Phishing is a tactic scammers use to obtain customer information by crafting an email which looks like it is being sent from a legitimate organization, but when in fact it directs you to a bogus website to download malware and/or viruses or attempts to entice you to reveal sensitive personal information. Many financial institutions across the nation have been targeted by a group out of Nigeria who publish a website nearly identical to a legitimate financial institution with malicious intent. It has come to our attention that Reliant Bank may be one of those banks.
Our goal is to notify you of the situation and educate you on ways to protect yourself. Take caution, be alert, and stay vigilant when opening emails and/or clicking on links you may not be familiar with.
Here are some tips to consider:
- Look at the web address in the address bar. If there are misspellings, alternate names, additional names, or anything other than the official website name, you may be on a malicious site.
- Look at the website carefully. Scammers are good at mimicking other sites, but there will be some signs that you are on a malicious site such as different logo, different name, misspellings, and odd grammar.
- You will never receive an email from the bank requesting personal account information. If you are unsure if an email is legit, contact the bank and inquire.

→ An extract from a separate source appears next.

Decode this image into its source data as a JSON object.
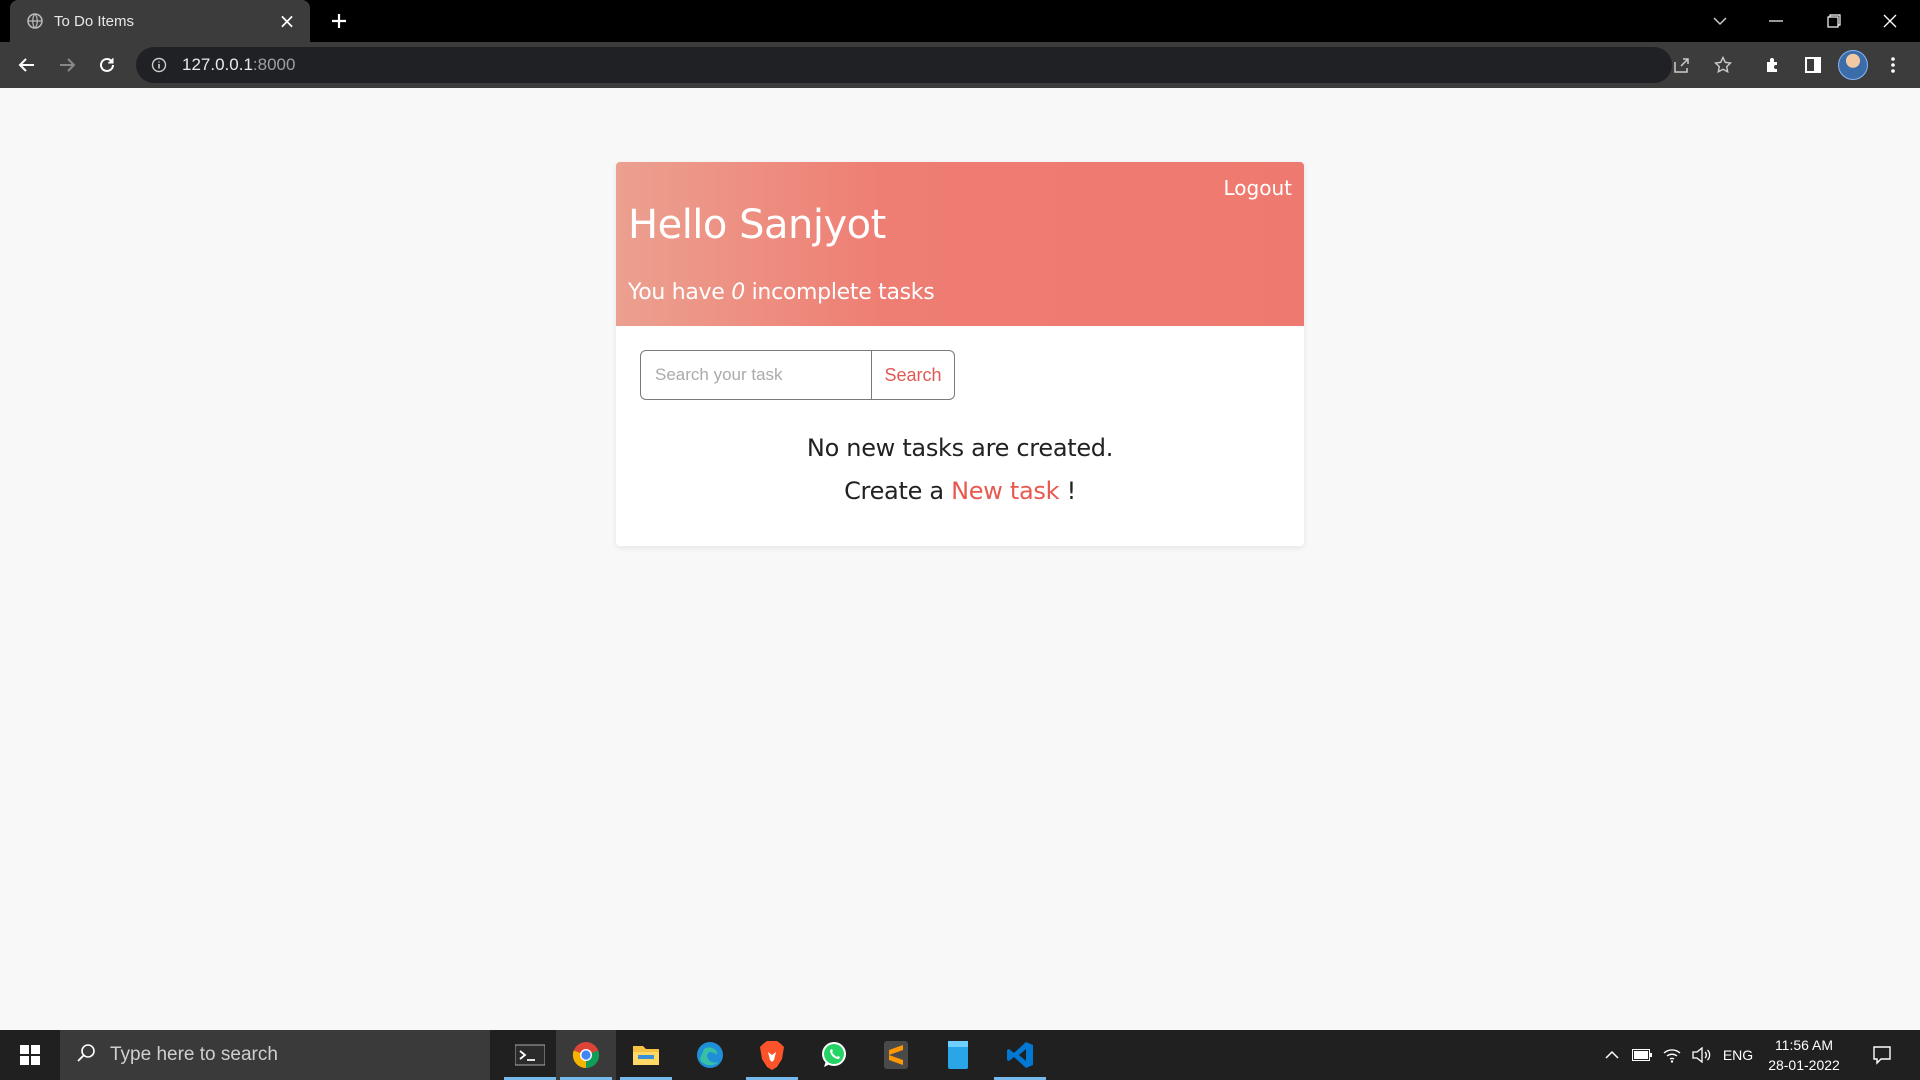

Please click here for more information about Phishing.
Debit Card Alert:
Due to an increase in suspicious activity regarding foreign debit card transactions, Reliant Bank is taking extra precautions to protect you. Currently, all foreign debit card transactions are blocked. We recommend you use an alternate form of payment such as a credit card or cash when conducting foreign purchases. If your debit card is declined, there may be a temporary hold on your card due to suspicious activity. Please call 1-800-262-2024 24 hours a day, 7 days a week.
There is an increased amount of debit card fraud among our cardholders. We believe skimmers are the cause of most of this fraud. A skimmer is a device placed on an ATM, gas pump, or similar machine where a debit/ATM card is swiped. When the card is swiped it passes through the skimmer and on to the actual card reader, therefore providing the criminal with all debit card info from the magnetic strip. The cardholder is unsuspecting because their transaction completes successfully. The criminal then removes the skimmer once it has gathered numerous cardholder’s information and in turn conducts fraudulent transactions against those cardholders.
Please be cognizant when swiping your card at ATMs and gas stations. If anything looks suspicious or out of the ordinary, please do not use that terminal.
How to Protect Yourself From Fraud
• Your Debit Card – Reliant Bank works with our debit card provider to minimize our customers’ fraud exposure. Our provider has a Fraud Management Team which monitors our customers’ accounts to assess any suspicious activity. From time to time you may receive a call regarding your account activity. This is a protective measure in order to verify transactions on your account. The Fraud Management Team will never ask you for your account number, debit card number or PIN. If you are contacted by the Fraud Management Team and still have questions about your account, please contact your Reliant Banker for assistance.
• Protect Yourself from Skimmers - A skimmer is a device placed on an ATM, gas pump, or similar machine where a debit/ATM card is swiped and is designed to steal customer information. More info
• Protect Yourself from Phishing - Phishing is a tactic scammers use to obtain customer information by crafting an email which looks like it is being sent from a legitimate organization, but when in fact it directs you to a bogus website to download malware and/or viruses or attempts to entice you to reveal sensitive personal information. More info
• Protect Yourself from Vishing - Vishing is another tactic scammers use by leaving a voice message on your phone with instructions to call, often times, a toll free number where they request credit card numbers, PINs and other sensitive personal information. More info